Unless I am reading that wrong he is saying that no one really understands cloud computing security. How does one enter the cloud if no one exists that can understand how to make it safe? Is that a warning against it?
He probably means to say only he and his immediate colleagues are to be hired — they are the real deal and will save you from the cloud. Even that sounds to me like scare-mongering, marketing and hype. Perhaps he could just issue a new Securosis byline:
We are like unicorns in the cloud — and everyone else is dumb
The truth is that many people outside his sphere of influence understand cloud security and are actively working on tools, architectures and live deployments. Not all of them take the time or even want to give presentations. And let’s face it, cloud security actually is not that hard to understand. It is essentially applying controls to new engineering, architectures and technologies and then finding ways to address gaps. That is a familiar exercise for anyone who has worked in the past with security for product companies and development, especially within large shared environments.
Speaking of marketing hype, Mike gives a clear set of criteria for how to choose a good presentation, but then he appears to ask you to violate his own criteria for two presenters that are related to his company.
Skip over session descriptions that say things like, â€œwill identify the risks of cloud computingâ€ and look for those advertising reference architectures, case studies, and practical techniques (donâ€™t worry, despite the weird titles, Rich includes those in his cloud presentation with Chris Hoff).
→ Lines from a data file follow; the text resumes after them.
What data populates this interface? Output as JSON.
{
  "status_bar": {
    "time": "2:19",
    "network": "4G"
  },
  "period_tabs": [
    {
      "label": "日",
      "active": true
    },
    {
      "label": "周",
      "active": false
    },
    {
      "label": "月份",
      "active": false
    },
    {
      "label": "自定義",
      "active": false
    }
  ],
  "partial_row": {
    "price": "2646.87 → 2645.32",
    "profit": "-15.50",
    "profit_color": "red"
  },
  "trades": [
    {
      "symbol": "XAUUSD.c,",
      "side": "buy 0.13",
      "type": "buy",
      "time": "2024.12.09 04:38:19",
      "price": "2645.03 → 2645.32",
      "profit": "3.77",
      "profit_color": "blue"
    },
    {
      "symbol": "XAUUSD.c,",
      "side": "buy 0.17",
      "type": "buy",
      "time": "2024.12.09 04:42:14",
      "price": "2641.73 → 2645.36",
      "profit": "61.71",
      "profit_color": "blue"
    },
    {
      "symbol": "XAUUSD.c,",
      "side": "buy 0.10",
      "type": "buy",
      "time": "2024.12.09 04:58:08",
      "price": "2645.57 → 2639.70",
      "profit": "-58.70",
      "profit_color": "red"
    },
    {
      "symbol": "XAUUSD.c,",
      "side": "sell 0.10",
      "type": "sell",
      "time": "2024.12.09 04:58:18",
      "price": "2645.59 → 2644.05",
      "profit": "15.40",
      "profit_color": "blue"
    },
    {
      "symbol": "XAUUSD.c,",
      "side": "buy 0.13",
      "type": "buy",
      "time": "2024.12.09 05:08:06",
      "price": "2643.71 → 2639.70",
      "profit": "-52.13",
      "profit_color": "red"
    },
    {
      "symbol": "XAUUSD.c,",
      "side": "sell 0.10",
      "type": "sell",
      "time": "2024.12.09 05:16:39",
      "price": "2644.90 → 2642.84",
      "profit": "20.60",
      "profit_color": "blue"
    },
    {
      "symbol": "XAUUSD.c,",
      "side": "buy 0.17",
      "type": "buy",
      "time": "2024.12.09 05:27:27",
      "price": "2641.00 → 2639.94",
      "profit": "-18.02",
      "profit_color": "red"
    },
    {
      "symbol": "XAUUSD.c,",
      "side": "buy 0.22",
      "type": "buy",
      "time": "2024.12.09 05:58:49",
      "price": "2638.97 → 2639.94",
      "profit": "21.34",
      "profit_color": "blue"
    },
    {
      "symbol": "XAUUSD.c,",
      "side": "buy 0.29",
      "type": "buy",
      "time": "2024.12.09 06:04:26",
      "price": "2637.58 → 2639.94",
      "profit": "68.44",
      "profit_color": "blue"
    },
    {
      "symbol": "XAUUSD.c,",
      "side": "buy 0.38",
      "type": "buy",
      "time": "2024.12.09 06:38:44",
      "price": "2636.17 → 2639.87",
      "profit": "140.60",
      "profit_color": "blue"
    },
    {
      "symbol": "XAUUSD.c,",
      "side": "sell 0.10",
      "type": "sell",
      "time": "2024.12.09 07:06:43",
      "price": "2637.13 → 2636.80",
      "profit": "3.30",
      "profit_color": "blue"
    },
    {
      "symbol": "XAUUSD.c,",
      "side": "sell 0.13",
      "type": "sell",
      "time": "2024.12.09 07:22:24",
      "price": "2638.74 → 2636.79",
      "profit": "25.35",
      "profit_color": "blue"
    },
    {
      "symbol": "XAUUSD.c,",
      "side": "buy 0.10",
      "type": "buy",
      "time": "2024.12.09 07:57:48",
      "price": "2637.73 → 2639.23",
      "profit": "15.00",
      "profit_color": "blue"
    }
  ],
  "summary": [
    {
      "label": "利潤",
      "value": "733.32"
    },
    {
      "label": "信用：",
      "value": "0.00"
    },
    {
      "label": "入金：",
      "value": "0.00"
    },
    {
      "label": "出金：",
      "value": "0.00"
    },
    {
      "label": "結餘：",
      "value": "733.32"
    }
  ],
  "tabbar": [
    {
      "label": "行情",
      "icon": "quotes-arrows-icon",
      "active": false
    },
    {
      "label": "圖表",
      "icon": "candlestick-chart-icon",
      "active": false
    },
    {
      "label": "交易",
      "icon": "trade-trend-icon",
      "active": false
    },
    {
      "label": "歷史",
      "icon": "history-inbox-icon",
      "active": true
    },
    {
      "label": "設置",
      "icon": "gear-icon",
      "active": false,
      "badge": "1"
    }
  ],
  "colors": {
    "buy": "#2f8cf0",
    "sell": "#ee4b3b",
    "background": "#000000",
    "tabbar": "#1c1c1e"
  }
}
This is some odd advice. Don’t worry? On the one hand he warns about others who engage in a kind of behavior he wants you to find distasteful, and on the other hand he (and his colleagues) engage in it. Not sure what to make of that; much of what he says is interesting and well researched, but it is hard to overlook contradictions and double-standards. Why not just say “don’t worry” about the cloud?
Disclaimer: I am also presenting on cloud security at RSA and I do not believe in unicorns.